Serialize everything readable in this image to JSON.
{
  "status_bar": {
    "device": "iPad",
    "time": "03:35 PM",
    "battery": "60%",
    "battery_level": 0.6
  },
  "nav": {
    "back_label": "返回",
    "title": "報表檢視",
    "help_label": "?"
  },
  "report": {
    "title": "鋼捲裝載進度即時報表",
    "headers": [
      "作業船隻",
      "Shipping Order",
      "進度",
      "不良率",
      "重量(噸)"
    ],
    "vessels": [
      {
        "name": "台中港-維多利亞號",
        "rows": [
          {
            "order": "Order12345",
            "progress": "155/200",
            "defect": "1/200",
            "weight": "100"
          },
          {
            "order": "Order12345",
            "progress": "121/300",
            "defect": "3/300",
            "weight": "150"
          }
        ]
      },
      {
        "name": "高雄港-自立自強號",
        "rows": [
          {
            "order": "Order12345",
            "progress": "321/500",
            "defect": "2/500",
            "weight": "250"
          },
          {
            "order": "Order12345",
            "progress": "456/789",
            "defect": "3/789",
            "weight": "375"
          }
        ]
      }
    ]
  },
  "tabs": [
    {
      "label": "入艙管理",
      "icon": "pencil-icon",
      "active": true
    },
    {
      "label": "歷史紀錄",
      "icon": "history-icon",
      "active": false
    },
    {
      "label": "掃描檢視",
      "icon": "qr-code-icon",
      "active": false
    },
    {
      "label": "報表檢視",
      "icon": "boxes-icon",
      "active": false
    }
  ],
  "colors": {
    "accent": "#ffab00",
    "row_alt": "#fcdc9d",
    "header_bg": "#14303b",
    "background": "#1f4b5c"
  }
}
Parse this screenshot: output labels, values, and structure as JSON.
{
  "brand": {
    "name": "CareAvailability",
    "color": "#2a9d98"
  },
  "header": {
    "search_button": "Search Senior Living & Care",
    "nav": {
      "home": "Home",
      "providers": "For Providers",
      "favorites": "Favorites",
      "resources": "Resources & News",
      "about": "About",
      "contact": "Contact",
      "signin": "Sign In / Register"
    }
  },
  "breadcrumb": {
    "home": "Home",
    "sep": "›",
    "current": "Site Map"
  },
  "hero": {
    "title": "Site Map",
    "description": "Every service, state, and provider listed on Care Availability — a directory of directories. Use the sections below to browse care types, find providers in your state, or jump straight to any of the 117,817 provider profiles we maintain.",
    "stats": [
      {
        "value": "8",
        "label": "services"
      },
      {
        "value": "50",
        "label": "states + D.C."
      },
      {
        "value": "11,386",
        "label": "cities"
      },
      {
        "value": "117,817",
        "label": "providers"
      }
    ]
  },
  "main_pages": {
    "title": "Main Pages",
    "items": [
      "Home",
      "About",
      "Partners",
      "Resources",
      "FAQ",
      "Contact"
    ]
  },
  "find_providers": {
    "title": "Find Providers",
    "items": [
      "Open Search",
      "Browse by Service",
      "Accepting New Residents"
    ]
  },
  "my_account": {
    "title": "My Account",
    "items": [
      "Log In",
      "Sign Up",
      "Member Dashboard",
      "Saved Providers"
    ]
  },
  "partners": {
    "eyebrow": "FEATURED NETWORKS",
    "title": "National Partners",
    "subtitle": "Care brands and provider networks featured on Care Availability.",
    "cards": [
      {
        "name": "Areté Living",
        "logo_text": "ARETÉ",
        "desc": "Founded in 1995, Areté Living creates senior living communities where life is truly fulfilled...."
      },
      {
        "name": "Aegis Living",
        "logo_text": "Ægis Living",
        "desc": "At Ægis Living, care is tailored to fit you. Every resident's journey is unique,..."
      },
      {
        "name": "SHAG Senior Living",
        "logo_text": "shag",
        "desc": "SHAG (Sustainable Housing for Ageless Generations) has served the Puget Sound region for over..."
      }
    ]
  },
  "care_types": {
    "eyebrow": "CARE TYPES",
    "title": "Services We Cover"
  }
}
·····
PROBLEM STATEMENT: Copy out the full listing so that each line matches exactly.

RESULT:
Serialize everything readable in this image to JSON.
{
  "status_bar": {
    "device": "iPad",
    "time": "03:35 PM",
    "battery": "60%",
    "battery_level": 0.6
  },
  "nav": {
    "back_label": "返回",
    "title": "報表檢視",
    "help_label": "?"
  },
  "report": {
    "title": "鋼捲裝載進度即時報表",
    "headers": [
      "作業船隻",
      "Shipping Order",
      "進度",
      "不良率",
      "重量(噸)"
    ],
    "vessels": [
      {
        "name": "台中港-維多利亞號",
        "rows": [
          {
            "order": "Order12345",
            "progress": "155/200",
            "defect": "1/200",
            "weight": "100"
          },
          {
            "order": "Order12345",
            "progress": "121/300",
            "defect": "3/300",
            "weight": "150"
          }
        ]
      },
      {
        "name": "高雄港-自立自強號",
        "rows": [
          {
            "order": "Order12345",
            "progress": "321/500",
            "defect": "2/500",
            "weight": "250"
          },
          {
            "order": "Order12345",
            "progress": "456/789",
            "defect": "3/789",
            "weight": "375"
          }
        ]
      }
    ]
  },
  "tabs": [
    {
      "label": "入艙管理",
      "icon": "pencil-icon",
      "active": true
    },
    {
      "label": "歷史紀錄",
      "icon": "history-icon",
      "active": false
    },
    {
      "label": "掃描檢視",
      "icon": "qr-code-icon",
      "active": false
    },
    {
      "label": "報表檢視",
      "icon": "boxes-icon",
      "active": false
    }
  ],
  "colors": {
    "accent": "#ffab00",
    "row_alt": "#fcdc9d",
    "header_bg": "#14303b",
    "background": "#1f4b5c"
  }
}
Parse this screenshot: output labels, values, and structure as JSON.
{
  "brand": {
    "name": "CareAvailability",
    "color": "#2a9d98"
  },
  "header": {
    "search_button": "Search Senior Living & Care",
    "nav": {
      "home": "Home",
      "providers": "For Providers",
      "favorites": "Favorites",
      "resources": "Resources & News",
      "about": "About",
      "contact": "Contact",
      "signin": "Sign In / Register"
    }
  },
  "breadcrumb": {
    "home": "Home",
    "sep": "›",
    "current": "Site Map"
  },
  "hero": {
    "title": "Site Map",
    "description": "Every service, state, and provider listed on Care Availability — a directory of directories. Use the sections below to browse care types, find providers in your state, or jump straight to any of the 117,817 provider profiles we maintain.",
    "stats": [
      {
        "value": "8",
        "label": "services"
      },
      {
        "value": "50",
        "label": "states + D.C."
      },
      {
        "value": "11,386",
        "label": "cities"
      },
      {
        "value": "117,817",
        "label": "providers"
      }
    ]
  },
  "main_pages": {
    "title": "Main Pages",
    "items": [
      "Home",
      "About",
      "Partners",
      "Resources",
      "FAQ",
      "Contact"
    ]
  },
  "find_providers": {
    "title": "Find Providers",
    "items": [
      "Open Search",
      "Browse by Service",
      "Accepting New Residents"
    ]
  },
  "my_account": {
    "title": "My Account",
    "items": [
      "Log In",
      "Sign Up",
      "Member Dashboard",
      "Saved Providers"
    ]
  },
  "partners": {
    "eyebrow": "FEATURED NETWORKS",
    "title": "National Partners",
    "subtitle": "Care brands and provider networks featured on Care Availability.",
    "cards": [
      {
        "name": "Areté Living",
        "logo_text": "ARETÉ",
        "desc": "Founded in 1995, Areté Living creates senior living communities where life is truly fulfilled...."
      },
      {
        "name": "Aegis Living",
        "logo_text": "Ægis Living",
        "desc": "At Ægis Living, care is tailored to fit you. Every resident's journey is unique,..."
      },
      {
        "name": "SHAG Senior Living",
        "logo_text": "shag",
        "desc": "SHAG (Sustainable Housing for Ageless Generations) has served the Puget Sound region for over..."
      }
    ]
  },
  "care_types": {
    "eyebrow": "CARE TYPES",
    "title": "Services We Cover"
  }
}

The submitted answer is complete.